The holidays are on the way, as you well know if you’ve been in Michael’s, Walmart, CVS, or just about any other retail establishment in the U.S. For kids, that means dreams of the perfect toy under the tree, lots of goodies, and time off from school. We moms, on the other hand, get to spend more money, increase our time in the kitchen, find that perfect something for everyone in our life (on down to the mailman), and wrap a zillion gifts, all while our kids are home.underfoot.all day. Toss in a visit with your mother-in-law to add an extra bit of spice and voila! This is more than enough to make most of us feel a little stressed over the holly, jolly season.
While the typical holiday conditions aren’t ideal, some of the worst pressure can actually come from inside your own head. You have a desire to do the holiday in a certain way and to make everyone happy. You want the picture-perfect tree, the kids in matching pj’s, every present wrapped in advance, and happiness to abound. You want to look awesome. You want your kids’ faces to light up with joy and delight. No one will be tired or cranky or forget to say thank you.
Since you can’t change your mother-in-law or many of the trappings of the holiday, this year focus on changing the way you think about it. Here are some top tips for de-stressing your holiday:
1) Let go of the word “perfect.” If you need things to look and be and feel a certain way in order to be happy, you are destined for disappointment. Practicing resilience and having a spirit of adventure about the whole wild ride that’s the holiday season is much more likely to serve you well.
2) Set expectations in advance. If you want to change up something about the holidays so you are less stressed, be sure to give your family and friends advance warning. Letting them know that things will be different may not decrease their kvetching, but it will give them a heads up that if something is that important to them, perhaps they can make the effort themselves.
3) Stock up on pre-made meals for unexpected guests/bottles of wine for hostess gifts. Prepare for the unexpected and you won’t be harried or stress when a social occasion comes up over the holiday at the last minute.
4) Take the easy way out. Yes, Uncle Harvey may love your traditional pumpkin pie but this may be a year when the pie comes from Wegman’s and that has to be okay. Sometimes we build up others’ disappointment like it’s the worst thing in the world but I can say from experience, mature adults can get over disappointment fast.
5) Invest more in experiences than in things. Every year at Christmas, my folks would have a fight over — of all things — the Christmas tree. My mom had visions of the tree she would like and my dad would come back with something homely that didn’t match her idea of festive at all. I can tell you that what mattered to me as a kid wasn’t which version of the Christmas tree we got, it’s that the emotional climate of our house became toxic and sullen and very un-fun. Don’t ruin the holiday because of your attachment to one vision or one way of doing things or because you want your own way.

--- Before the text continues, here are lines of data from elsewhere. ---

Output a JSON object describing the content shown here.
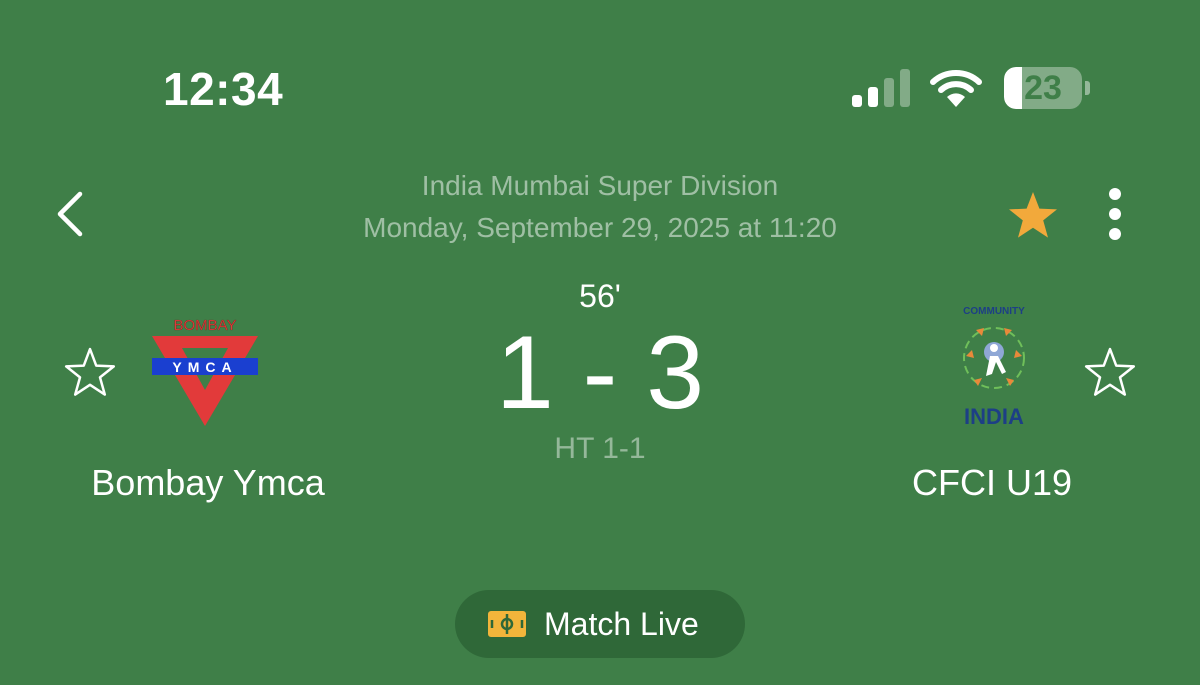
{
  "status_bar": {
    "time": "12:34",
    "battery_level": "23",
    "battery_fraction": 0.23,
    "signal_bars_active": 2,
    "signal_bars_total": 4,
    "icons": [
      "cellular-signal-icon",
      "wifi-icon",
      "battery-icon"
    ]
  },
  "header": {
    "league": "India Mumbai Super Division",
    "datetime": "Monday, September 29, 2025 at 11:20",
    "back_icon": "chevron-left-icon",
    "favorite_icon": "star-filled-icon",
    "favorite_color": "#f2a93b",
    "more_icon": "more-vertical-icon"
  },
  "match": {
    "minute": "56'",
    "score": "1 - 3",
    "home_score": 1,
    "away_score": 3,
    "halftime": "HT 1-1"
  },
  "home_team": {
    "name": "Bombay Ymca",
    "logo_text_top": "BOMBAY",
    "logo_text_band": "YMCA",
    "logo_colors": {
      "triangle": "#e23a3a",
      "band": "#1a3fd0"
    },
    "favorite_icon": "star-outline-icon"
  },
  "away_team": {
    "name": "CFCI U19",
    "logo_text_top": "COMMUNITY",
    "logo_text_bottom": "INDIA",
    "logo_colors": {
      "text": "#1d3f86",
      "accent": "#e8893a"
    },
    "favorite_icon": "star-outline-icon"
  },
  "live_button": {
    "label": "Match Live",
    "icon": "football-pitch-icon",
    "icon_color": "#f2b53b"
  },
  "colors": {
    "background": "#3f7f48",
    "pill": "#2f6838"
  }
}
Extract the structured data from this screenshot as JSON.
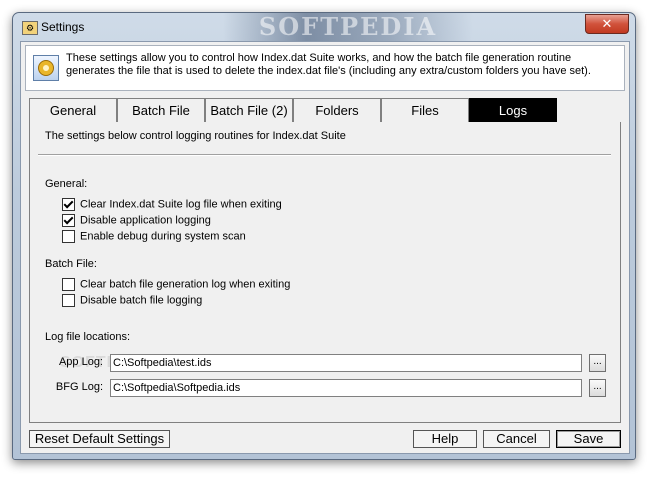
{
  "window": {
    "title": "Settings",
    "watermark": "SOFTPEDIA",
    "close_glyph": "✕"
  },
  "info": {
    "text": "These settings allow you to control how Index.dat Suite works, and how the batch file generation routine generates the file that is used to delete the index.dat file's (including any extra/custom folders you have set).",
    "icon": "settings-gear-icon"
  },
  "tabs": [
    {
      "label": "General",
      "active": false
    },
    {
      "label": "Batch File",
      "active": false
    },
    {
      "label": "Batch File (2)",
      "active": false
    },
    {
      "label": "Folders",
      "active": false
    },
    {
      "label": "Files",
      "active": false
    },
    {
      "label": "Logs",
      "active": true
    }
  ],
  "logs": {
    "heading": "The settings below control logging routines for Index.dat Suite",
    "general_label": "General:",
    "general_options": [
      {
        "label": "Clear Index.dat Suite log file when exiting",
        "checked": true
      },
      {
        "label": "Disable application logging",
        "checked": true
      },
      {
        "label": "Enable debug during system scan",
        "checked": false
      }
    ],
    "batch_label": "Batch File:",
    "batch_options": [
      {
        "label": "Clear batch file generation log when exiting",
        "checked": false
      },
      {
        "label": "Disable batch file logging",
        "checked": false
      }
    ],
    "locations_label": "Log file locations:",
    "app_log": {
      "label": "App Log:",
      "value": "C:\\Softpedia\\test.ids"
    },
    "bfg_log": {
      "label": "BFG Log:",
      "value": "C:\\Softpedia\\Softpedia.ids"
    },
    "browse_label": "..."
  },
  "buttons": {
    "reset": "Reset Default Settings",
    "help": "Help",
    "cancel": "Cancel",
    "save": "Save"
  },
  "center_watermark": "SOFTPEDIA"
}
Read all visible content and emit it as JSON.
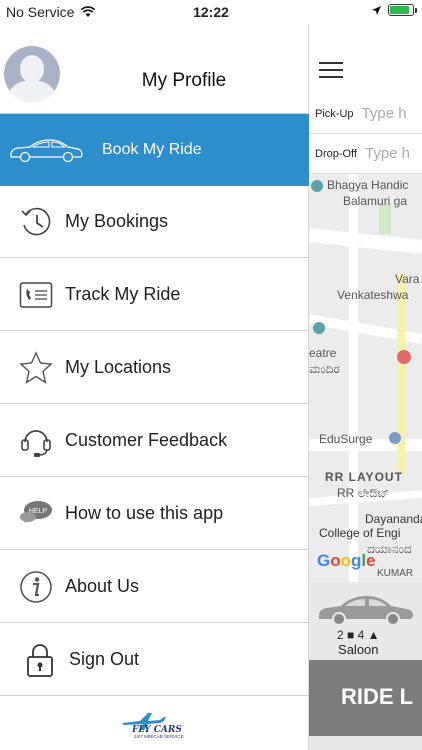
{
  "status_bar": {
    "carrier": "No Service",
    "time": "12:22"
  },
  "drawer": {
    "profile_title": "My Profile",
    "items": [
      {
        "label": "Book My Ride",
        "icon": "car-icon",
        "active": true
      },
      {
        "label": "My Bookings",
        "icon": "history-clock-icon"
      },
      {
        "label": "Track My Ride",
        "icon": "phone-card-icon"
      },
      {
        "label": "My Locations",
        "icon": "star-icon"
      },
      {
        "label": "Customer Feedback",
        "icon": "headset-icon"
      },
      {
        "label": "How to use this app",
        "icon": "help-chat-icon"
      },
      {
        "label": "About Us",
        "icon": "info-icon"
      },
      {
        "label": "Sign Out",
        "icon": "lock-icon"
      }
    ],
    "footer_logo": {
      "name": "FLY CARS",
      "tagline": "24/7 MINICAB SERVICE"
    }
  },
  "main": {
    "pickup_label": "Pick-Up",
    "pickup_placeholder": "Type h",
    "dropoff_label": "Drop-Off",
    "dropoff_placeholder": "Type h",
    "map_labels": {
      "l1": "Bhagya Handic",
      "l2": "Balamuri ga",
      "l3": "Vara",
      "l4": "Venkateshwa",
      "l5": "eatre",
      "l6": "ಮಂದಿರ",
      "l7": "EduSurge",
      "l8": "RR LAYOUT",
      "l9": "RR ಲೇಔಟ್",
      "l10": "Dayananda",
      "l11": "College of Engi",
      "l12": "ದಯಾನಂದ",
      "l13": "KUMAR"
    },
    "map_logo": "Google",
    "cab": {
      "bags": "2",
      "seats": "4",
      "type": "Saloon"
    },
    "ride_button": "RIDE L"
  },
  "colors": {
    "accent": "#2e8ecb",
    "battery": "#2bb84a"
  }
}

6) Give your mind some mini-breaks. Whether you relax best when you are meditating, praying, doing yoga, or knitting, take some time out for you. It doesn’t have to be a long time; even a short time away can make a difference.
Noticing yourself feeling frazzled and on edge? Need more help than a short break or good self-care can offer? Consider reaching out for short-term therapy, which can offer you strategies and important support during the holiday season.